on 2 March 2014
This review has been posted to inform people that the Blu-ray version is region-free and to give some information on the extra material. I am grateful to Mr D.A. who posted the region-free information already, but internet searches said it was not region-free. I therefore took a chance and bought it, and can confirm that it is indeed region-free (on my Panasonic DMR-BWT800 DVD recorder). The extra bonus material comprises two extra programmes to the series, Prologues A and B covering 1900 -> 1920 and 1920 -> 1940 respectively, and a separate interview with Oliver Stone and Tariq Ali. I have only watched Prologue A so far, and, as expected, it is excellent, shedding so much light on (e.g.) the causes behind World War I, noting that some of these causes have not yet been cited in any of the BBC's commemorative WWI programmes so far. This 'prologue' programme, however, mainly concentrates upon US international expansion into (e.g.) Central America, Far East etc. at the beginning of the 20th century, and is indeed highly informative. This programme, and the other one probably also, certainly 'sets the scene' for the main series - so much so that it should really have formed part of the main series.
As for the main series itself, this has been amply covered by the other reviews here. All I can add is that the series is indeed excellent and provides a worthy, and needed, counter-balance to the media's standard portrayal of recent history.
Now, if only the series, PLUS prologues, can be aired on UK terrestrial TV (Channel 4 or BBC 4?) so that it can get a wider audience....and in line with the Reithian principles to educate and inform.
1 of 1 people found the following review helpful
on 19 October 2013

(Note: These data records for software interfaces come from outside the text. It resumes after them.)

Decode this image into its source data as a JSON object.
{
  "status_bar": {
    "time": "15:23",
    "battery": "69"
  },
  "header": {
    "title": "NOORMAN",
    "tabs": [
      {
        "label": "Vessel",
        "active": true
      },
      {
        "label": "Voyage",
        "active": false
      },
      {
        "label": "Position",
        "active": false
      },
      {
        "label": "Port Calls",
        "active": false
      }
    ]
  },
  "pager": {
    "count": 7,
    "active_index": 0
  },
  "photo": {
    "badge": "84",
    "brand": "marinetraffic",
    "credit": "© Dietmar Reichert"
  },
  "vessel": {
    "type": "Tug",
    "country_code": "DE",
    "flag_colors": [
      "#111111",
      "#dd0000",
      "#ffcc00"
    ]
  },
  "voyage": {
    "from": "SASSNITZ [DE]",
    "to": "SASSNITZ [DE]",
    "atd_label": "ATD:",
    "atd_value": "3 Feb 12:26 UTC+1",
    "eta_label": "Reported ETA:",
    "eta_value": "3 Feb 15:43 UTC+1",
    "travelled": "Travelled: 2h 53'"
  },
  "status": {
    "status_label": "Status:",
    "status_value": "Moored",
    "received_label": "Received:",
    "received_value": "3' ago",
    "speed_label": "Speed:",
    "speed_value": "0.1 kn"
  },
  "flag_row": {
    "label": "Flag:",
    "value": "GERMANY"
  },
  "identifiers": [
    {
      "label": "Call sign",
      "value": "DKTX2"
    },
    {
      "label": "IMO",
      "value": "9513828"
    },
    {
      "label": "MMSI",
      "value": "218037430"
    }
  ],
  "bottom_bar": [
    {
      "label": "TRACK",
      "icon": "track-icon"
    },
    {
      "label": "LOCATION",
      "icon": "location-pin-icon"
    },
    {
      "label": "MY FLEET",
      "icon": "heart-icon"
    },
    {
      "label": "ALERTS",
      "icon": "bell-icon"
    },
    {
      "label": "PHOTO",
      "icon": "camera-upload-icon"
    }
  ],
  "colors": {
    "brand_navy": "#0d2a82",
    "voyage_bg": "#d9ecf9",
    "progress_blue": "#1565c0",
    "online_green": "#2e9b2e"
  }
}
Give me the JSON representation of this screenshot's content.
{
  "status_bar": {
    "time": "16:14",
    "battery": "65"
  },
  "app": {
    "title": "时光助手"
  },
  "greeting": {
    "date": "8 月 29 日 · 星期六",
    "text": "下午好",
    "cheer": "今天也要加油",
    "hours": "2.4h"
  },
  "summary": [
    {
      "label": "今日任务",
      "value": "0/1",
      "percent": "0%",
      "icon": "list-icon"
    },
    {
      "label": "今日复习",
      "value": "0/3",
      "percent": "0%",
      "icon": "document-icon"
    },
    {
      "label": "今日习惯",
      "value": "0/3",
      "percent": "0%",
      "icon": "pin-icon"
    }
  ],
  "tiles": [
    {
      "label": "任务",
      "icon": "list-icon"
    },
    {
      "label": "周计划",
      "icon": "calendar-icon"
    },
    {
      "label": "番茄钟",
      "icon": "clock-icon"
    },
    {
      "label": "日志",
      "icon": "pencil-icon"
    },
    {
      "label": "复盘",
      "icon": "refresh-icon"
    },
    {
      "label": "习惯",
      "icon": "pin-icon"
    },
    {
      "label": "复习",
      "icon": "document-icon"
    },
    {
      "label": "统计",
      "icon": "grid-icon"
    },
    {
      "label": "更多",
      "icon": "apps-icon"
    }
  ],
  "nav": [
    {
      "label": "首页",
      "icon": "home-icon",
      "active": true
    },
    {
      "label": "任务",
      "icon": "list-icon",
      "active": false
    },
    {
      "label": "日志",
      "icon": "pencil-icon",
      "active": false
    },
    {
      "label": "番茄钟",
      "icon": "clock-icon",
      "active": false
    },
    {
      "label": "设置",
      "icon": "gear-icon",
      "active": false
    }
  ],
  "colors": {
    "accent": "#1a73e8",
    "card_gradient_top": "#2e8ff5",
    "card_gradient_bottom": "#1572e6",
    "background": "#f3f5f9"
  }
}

Well this is probably the best and most informative series on history that I have ever had the privilege of seeing. I find it amusing that those who do not find the facts convenient to their worldview and would rather deny them point out that Stone is "leftwing". As though facts could be either right or leftwing. Facts speak for themselves, such as the death of 3.5 million Vietnamese, and other South-East Asians that have been killed through USA intervention in their respective countries.I was brought up to believe that the USA was an honourable country but this series and the book on which it is based has forever shattered that illusion. If the USA was not the powerful and brutal empire that it is, its leaders would be indicted in an international tribunal for warcrimes and crimes against humanity.Another aspect that I find so illumination is how the industrial-military complex actually works. In order to keep all the production lines going the country always has to find new countries to invade under the guise of bringing so-called democracy. The miriad of private corporations supplying the military become rich and Wall Street is overjoyed.I wonder who is going to be next in line? They are probably just waiting for an excuse to invade Iran, or alternatively, they will fabricate one. They have done this often before in the past, starting the war in the Philippines, and then in Vietnam with the Bay of Tomkin. Or perhaps China is next in line, so hold your breath and see.
2 of 2 people found the following review helpful
on 14 August 2013
Great series and very revealing. It makes you wonder about the truth of our own English history and of all the so called great
powers. As a civilisation - when will we all ever learn not to interfere and manipulate other countries, but also to be respectful and morally upright within our own communities and with all communities wherever and whoever they may be.